To begin with, apart from one episode in the Book of Acts, there is no evidence that the remainder of incidents where tongue-speaking is recorded in the New Testament has to do with people speaking known languages. This is true for both the Book of Acts as well as First Corinthians. The evidence is as follows.

First, while Acts chapter two certainly seems to have earthly languages in view when the disciples of Jesus spoke with tongues, the other two occurrences of speaking in tongues, Acts 10 and Acts 19, are not that clear at all.

In Acts 10 there is no indication that anyone understood the tongue-language which was spoken. The same holds true for Acts 19. Indeed, nothing is said about the content of the speech from these people upon whom the Holy Spirit fell. Therefore, no one can say for certain that the tongues were known languages.

However, even if each of these three occurrences consisted of known earthly languages the situation in Corinth was quite different. A number of things need to be mentioned.

For one thing, in Acts, each of these occurrences took place in the context of preaching the good news about Jesus Christ to unbelievers. However, in Corinth a worship service is in view where the group consisted mainly of believers. Thus, the contexts are totally different.

Also the tongues in Acts were a sign to the believers that the Holy Spirit had fallen upon them. Yet we are told that in Corinth speaking in tongues was a sign to unbelievers.
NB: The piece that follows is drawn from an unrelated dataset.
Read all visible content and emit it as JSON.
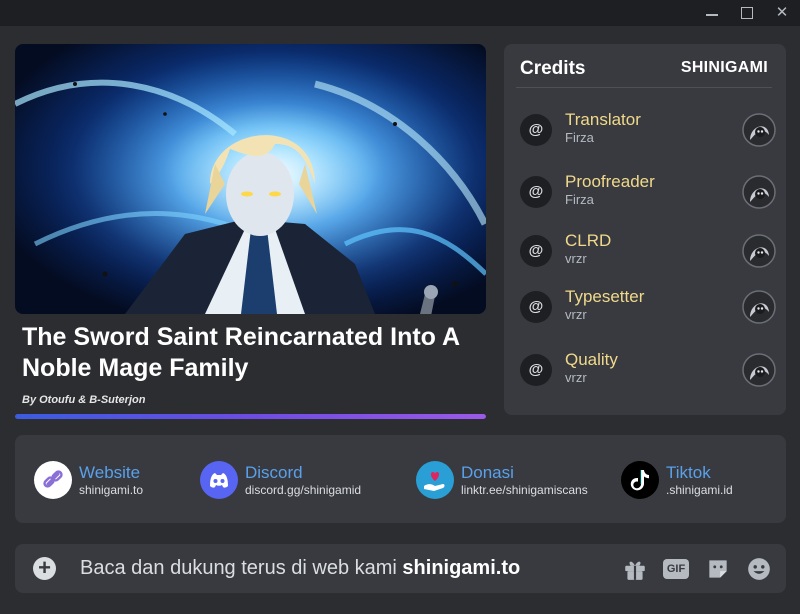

In Jerusalem, on the Day of Pentecost, each of the unbelievers present understood what the tongue speakers were saying. The situation at Corinth was completely opposite for none of the believers present understood what was being said in the tongue-language.

On Pentecost there was order when tongues were spoken. However, at Corinth there was nothing but confusion.
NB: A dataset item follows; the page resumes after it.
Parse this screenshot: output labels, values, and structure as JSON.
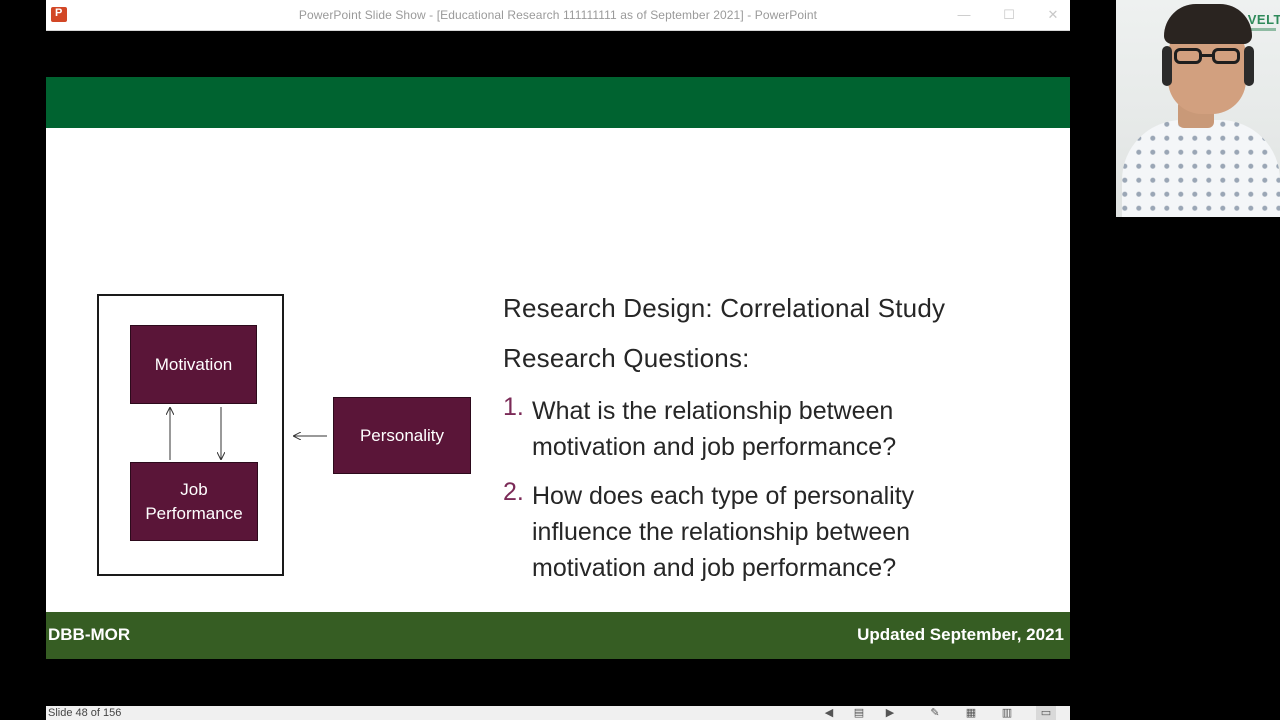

In addition, in Corinth, there was the need for an interpreter when the gift of tongues was exercised. No such need is recorded in the Book of Acts. It seemed that in each case there was someone who understood what was being said. However, this not the same as what took place in Corinth. Indeed, why the need for an interpreter if an earthly language was in view? Wouldn’t it be possible for someone in the congregation to know that language?

Furthermore, we know that the Apostle Paul spoke in tongues. He also wrote of the possibility of speaking in the tongues of angels. This seems to indicate that Paul may have been able to speak in a heavenly language rather than an earthly one when speaking in tongues. Paul also wrote of speaking words that no human can understand. Again, this seems to speak of a non-earthly language. These arguments have convinced some people that tongues can either be known earthly languages or unknown heavenly languages.
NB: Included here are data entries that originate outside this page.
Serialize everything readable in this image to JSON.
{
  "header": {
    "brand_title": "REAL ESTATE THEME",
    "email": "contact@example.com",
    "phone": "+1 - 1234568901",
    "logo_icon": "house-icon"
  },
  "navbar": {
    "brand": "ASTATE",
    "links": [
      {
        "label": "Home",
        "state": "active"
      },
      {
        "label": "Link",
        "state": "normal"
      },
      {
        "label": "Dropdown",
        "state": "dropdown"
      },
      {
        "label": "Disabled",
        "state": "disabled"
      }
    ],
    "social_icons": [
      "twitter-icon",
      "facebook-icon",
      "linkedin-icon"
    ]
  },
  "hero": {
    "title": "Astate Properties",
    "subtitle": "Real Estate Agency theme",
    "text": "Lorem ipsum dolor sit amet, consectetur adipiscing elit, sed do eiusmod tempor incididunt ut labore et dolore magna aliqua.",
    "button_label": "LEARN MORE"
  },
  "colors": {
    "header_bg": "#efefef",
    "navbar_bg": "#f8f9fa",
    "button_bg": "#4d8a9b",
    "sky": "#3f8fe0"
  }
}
What Is the Proper Procedure for Using Tongues in a Meeting? ← Prior Section
Were the Tongues in Scripture Known Languages? Next Section →
BLB Searches
Search the Bible

Advanced Options

Other Searches

Multi-Verse Retrieval

Daily Devotionals

Blue Letter Bible offers several daily devotional readings in order to help you refocus on Christ and the Gospel of His peace and righteousness.

Daily Bible Reading Plans

Recognizing the value of consistent reflection upon the Word of God in order to refocus one's mind and heart upon Christ and His Gospel of peace, we provide several reading plans designed to cover the entire Bible in a year.

One-Year Plans

Two-Year Plan


The Blue Letter Bible ministry and the BLB Institute hold to the historical, conservative Christian faith, which includes a firm belief in the inerrancy of Scripture. Since the text and audio content provided by BLB represent a range of evangelical traditions, all of the ideas and principles conveyed in the resource materials are not necessarily affirmed, in total, by this ministry.